**WHAT THE TASK REQUIRES**
Scan the entries below for the word "title". Copy out every line in which it occurs.

[Records contained in a dataset]
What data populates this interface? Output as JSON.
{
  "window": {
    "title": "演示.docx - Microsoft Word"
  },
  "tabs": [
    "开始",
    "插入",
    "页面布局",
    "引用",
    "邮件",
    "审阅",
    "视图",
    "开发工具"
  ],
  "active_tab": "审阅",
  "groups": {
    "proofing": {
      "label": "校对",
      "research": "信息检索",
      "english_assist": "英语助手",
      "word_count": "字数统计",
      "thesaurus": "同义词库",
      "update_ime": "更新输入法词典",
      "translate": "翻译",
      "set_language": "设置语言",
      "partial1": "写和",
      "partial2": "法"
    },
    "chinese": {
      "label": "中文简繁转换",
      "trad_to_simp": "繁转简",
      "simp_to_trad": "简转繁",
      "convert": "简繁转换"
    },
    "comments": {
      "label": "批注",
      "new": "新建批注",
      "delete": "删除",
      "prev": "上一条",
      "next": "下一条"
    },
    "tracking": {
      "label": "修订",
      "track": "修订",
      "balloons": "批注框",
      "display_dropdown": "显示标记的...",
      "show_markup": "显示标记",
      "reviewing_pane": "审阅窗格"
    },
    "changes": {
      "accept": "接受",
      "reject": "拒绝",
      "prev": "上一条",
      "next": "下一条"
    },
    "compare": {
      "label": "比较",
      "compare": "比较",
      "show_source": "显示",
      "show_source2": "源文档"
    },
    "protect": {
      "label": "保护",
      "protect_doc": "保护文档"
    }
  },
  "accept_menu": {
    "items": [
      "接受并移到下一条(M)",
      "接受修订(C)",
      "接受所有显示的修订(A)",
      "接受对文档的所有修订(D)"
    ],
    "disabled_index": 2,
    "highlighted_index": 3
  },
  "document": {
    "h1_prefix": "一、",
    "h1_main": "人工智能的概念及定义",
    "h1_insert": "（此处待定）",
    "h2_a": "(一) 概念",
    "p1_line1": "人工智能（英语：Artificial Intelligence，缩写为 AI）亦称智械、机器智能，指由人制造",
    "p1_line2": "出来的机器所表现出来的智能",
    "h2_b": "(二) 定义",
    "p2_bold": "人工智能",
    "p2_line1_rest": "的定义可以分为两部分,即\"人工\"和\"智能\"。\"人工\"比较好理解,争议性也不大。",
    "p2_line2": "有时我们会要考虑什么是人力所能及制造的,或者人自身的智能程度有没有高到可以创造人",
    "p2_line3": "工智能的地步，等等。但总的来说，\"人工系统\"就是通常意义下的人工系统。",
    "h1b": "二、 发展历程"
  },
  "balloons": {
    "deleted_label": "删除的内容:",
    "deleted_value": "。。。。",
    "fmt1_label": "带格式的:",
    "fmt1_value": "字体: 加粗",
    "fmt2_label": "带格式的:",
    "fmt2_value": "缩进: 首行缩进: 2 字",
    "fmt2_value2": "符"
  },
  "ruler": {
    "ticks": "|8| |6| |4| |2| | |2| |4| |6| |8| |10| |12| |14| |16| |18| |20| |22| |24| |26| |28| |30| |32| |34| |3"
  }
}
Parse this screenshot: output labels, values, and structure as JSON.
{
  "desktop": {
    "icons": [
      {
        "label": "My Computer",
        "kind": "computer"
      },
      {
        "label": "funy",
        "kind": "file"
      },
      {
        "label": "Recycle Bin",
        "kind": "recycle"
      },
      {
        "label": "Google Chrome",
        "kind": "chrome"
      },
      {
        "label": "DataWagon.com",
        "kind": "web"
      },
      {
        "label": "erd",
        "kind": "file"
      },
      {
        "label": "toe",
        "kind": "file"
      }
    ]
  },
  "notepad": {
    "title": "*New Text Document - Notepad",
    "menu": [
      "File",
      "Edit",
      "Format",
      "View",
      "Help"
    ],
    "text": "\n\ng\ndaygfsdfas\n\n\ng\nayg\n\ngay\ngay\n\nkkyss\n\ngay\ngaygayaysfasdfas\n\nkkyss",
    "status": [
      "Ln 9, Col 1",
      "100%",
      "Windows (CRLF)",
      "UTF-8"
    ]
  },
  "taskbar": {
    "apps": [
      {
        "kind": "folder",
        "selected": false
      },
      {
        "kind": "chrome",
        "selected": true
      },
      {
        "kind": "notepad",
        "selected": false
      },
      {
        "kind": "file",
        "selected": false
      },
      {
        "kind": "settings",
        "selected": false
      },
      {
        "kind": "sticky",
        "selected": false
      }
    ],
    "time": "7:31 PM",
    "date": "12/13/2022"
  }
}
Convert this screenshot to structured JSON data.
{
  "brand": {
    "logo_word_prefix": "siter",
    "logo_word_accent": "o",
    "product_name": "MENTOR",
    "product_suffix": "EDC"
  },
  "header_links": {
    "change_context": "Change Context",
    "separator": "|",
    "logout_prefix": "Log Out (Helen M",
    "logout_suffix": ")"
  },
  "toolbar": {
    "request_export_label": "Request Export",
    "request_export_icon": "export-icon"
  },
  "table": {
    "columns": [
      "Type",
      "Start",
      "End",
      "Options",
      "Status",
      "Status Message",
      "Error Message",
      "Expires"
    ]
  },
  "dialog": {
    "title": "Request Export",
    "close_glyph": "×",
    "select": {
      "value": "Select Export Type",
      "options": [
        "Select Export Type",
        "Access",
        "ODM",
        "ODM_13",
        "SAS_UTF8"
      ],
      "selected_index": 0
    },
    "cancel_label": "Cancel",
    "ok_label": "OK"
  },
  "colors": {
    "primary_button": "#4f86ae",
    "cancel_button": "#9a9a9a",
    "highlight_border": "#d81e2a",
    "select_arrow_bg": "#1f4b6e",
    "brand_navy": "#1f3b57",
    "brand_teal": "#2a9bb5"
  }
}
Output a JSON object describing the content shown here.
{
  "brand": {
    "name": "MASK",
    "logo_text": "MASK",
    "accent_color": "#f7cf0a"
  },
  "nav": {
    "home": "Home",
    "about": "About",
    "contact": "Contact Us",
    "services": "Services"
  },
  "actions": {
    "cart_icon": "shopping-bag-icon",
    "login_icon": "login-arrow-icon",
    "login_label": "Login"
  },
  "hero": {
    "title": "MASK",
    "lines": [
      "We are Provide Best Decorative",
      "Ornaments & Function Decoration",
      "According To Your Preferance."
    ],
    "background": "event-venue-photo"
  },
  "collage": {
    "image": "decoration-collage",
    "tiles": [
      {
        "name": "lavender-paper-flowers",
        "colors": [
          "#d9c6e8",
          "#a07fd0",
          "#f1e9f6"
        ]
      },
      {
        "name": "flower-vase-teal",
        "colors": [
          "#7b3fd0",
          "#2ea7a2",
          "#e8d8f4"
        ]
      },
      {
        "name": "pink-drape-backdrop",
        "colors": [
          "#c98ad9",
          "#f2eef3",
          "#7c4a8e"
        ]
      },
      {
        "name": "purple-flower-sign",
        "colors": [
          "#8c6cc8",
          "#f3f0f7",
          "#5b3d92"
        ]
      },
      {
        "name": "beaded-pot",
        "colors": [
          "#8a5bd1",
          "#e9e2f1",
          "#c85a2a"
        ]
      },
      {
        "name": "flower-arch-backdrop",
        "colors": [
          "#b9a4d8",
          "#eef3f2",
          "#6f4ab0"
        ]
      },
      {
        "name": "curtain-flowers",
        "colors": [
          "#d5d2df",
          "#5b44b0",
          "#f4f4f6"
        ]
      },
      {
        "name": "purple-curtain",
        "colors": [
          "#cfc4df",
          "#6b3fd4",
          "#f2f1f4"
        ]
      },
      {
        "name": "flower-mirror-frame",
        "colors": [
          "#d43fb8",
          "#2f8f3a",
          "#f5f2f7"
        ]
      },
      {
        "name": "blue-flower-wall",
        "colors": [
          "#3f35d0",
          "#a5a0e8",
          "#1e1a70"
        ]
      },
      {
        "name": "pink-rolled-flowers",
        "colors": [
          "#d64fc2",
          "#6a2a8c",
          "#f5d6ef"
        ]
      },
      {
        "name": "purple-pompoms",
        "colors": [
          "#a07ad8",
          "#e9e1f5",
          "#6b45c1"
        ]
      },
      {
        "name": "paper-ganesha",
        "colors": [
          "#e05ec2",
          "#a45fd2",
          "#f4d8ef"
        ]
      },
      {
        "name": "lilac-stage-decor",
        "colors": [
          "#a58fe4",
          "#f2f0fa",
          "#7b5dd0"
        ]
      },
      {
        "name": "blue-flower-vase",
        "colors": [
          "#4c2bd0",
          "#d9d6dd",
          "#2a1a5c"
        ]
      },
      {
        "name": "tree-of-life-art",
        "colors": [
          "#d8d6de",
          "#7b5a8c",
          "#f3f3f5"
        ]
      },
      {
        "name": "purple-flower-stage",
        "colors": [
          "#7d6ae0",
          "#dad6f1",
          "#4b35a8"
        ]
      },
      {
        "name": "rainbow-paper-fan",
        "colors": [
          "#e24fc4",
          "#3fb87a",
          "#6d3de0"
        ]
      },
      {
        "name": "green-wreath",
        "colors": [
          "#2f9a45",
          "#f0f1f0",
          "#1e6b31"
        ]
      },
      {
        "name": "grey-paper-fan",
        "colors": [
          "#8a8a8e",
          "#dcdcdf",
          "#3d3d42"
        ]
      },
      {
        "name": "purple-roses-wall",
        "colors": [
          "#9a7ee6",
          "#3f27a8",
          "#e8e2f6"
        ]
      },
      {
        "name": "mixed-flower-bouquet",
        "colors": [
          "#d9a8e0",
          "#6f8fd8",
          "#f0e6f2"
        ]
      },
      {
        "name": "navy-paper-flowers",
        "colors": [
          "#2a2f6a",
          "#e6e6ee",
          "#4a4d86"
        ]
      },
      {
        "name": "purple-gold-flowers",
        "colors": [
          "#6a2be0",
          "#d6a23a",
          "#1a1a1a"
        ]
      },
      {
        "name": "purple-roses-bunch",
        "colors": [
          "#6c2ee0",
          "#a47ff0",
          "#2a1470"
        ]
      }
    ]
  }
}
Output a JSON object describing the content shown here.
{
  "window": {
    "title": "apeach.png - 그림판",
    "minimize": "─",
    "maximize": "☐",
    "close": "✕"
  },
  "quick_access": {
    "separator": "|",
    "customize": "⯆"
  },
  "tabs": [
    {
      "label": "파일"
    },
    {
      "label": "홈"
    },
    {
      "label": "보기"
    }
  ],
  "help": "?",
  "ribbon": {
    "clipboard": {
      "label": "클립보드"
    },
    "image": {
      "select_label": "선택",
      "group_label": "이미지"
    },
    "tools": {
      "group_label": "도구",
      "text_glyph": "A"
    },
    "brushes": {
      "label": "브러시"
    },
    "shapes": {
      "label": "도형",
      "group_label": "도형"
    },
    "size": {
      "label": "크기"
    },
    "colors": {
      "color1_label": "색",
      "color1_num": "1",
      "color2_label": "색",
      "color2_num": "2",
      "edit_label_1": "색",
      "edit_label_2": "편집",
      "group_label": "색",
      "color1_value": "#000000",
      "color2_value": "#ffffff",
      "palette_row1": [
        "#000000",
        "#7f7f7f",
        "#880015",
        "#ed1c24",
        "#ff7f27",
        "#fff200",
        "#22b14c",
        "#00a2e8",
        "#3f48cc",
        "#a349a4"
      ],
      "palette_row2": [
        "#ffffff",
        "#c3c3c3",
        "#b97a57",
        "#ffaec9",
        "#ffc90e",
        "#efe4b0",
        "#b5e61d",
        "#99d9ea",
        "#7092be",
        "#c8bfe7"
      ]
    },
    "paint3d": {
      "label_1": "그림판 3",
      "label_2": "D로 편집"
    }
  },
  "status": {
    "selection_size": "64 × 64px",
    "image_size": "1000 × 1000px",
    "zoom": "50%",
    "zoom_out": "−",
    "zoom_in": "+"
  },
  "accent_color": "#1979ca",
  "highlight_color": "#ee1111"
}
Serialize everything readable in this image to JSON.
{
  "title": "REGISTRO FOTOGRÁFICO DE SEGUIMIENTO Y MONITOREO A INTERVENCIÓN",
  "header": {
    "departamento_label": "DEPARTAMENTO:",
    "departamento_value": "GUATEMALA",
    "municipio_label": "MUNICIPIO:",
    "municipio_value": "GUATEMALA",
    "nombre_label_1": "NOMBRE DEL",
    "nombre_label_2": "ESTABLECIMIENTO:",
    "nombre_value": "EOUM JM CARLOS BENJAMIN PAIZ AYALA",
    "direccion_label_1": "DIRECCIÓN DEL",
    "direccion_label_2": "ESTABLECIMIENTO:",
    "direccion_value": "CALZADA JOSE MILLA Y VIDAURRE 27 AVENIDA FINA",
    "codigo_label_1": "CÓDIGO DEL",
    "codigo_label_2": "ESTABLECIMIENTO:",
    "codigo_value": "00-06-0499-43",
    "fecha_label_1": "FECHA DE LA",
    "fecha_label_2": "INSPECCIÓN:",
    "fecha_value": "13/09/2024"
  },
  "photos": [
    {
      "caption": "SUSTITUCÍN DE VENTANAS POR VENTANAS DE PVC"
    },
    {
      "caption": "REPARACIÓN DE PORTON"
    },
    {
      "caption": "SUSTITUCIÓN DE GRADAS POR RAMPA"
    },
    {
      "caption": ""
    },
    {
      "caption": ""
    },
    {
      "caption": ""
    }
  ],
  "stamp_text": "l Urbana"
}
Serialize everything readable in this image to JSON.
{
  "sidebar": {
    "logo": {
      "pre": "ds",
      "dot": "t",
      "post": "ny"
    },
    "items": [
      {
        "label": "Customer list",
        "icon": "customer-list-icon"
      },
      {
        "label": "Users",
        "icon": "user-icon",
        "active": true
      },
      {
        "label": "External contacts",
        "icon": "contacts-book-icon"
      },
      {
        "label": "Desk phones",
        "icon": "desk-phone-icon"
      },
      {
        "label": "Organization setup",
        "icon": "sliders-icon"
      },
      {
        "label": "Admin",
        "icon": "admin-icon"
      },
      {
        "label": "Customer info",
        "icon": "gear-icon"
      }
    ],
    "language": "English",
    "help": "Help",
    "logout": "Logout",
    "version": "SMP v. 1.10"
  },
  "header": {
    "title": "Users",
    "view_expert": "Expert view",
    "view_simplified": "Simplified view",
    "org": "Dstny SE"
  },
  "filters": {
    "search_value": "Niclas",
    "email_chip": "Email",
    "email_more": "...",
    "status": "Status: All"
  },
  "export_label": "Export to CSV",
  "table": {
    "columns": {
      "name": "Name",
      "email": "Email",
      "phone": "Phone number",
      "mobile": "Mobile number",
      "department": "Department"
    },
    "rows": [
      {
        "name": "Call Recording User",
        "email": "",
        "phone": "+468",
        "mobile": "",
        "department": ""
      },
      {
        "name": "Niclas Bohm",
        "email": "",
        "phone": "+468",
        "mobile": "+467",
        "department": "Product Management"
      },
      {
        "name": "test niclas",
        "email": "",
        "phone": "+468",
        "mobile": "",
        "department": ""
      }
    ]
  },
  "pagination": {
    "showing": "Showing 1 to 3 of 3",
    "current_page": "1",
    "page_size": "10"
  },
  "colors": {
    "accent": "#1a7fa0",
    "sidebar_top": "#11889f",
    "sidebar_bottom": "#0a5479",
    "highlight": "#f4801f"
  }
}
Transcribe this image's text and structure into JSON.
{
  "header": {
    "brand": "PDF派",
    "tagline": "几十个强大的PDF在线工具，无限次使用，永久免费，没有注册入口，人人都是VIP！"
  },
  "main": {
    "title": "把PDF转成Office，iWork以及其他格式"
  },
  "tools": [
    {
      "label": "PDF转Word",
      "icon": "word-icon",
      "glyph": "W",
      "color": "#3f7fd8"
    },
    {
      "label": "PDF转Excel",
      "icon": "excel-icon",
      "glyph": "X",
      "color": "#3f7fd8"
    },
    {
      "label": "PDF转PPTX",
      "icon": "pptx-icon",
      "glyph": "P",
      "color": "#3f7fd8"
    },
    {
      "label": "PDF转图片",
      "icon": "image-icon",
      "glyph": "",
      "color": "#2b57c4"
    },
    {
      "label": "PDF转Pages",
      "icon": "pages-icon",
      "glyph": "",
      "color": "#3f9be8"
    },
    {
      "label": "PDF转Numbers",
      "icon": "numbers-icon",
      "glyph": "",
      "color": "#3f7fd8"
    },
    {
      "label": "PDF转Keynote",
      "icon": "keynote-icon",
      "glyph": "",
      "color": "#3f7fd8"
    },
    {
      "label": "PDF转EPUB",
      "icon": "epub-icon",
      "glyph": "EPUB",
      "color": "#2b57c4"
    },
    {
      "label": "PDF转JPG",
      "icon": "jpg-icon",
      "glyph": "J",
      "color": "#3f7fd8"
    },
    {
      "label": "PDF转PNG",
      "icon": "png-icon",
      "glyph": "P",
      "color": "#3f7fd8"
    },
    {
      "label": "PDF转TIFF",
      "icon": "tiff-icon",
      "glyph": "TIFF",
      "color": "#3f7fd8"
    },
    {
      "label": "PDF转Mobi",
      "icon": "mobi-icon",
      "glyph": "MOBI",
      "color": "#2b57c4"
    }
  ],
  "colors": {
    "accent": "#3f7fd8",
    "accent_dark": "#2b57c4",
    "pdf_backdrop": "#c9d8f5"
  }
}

**ANSWER FOR THE TASK**
    "title": "演示.docx - Microsoft Word"
    "title": "*New Text Document - Notepad",
    "title": "Request Export",
    "title": "MASK",
    "title": "apeach.png - 그림판",
  "title": "REGISTRO FOTOGRÁFICO DE SEGUIMIENTO Y MONITOREO A INTERVENCIÓN",
    "title": "Users",
    "title": "把PDF转成Office，iWork以及其他格式"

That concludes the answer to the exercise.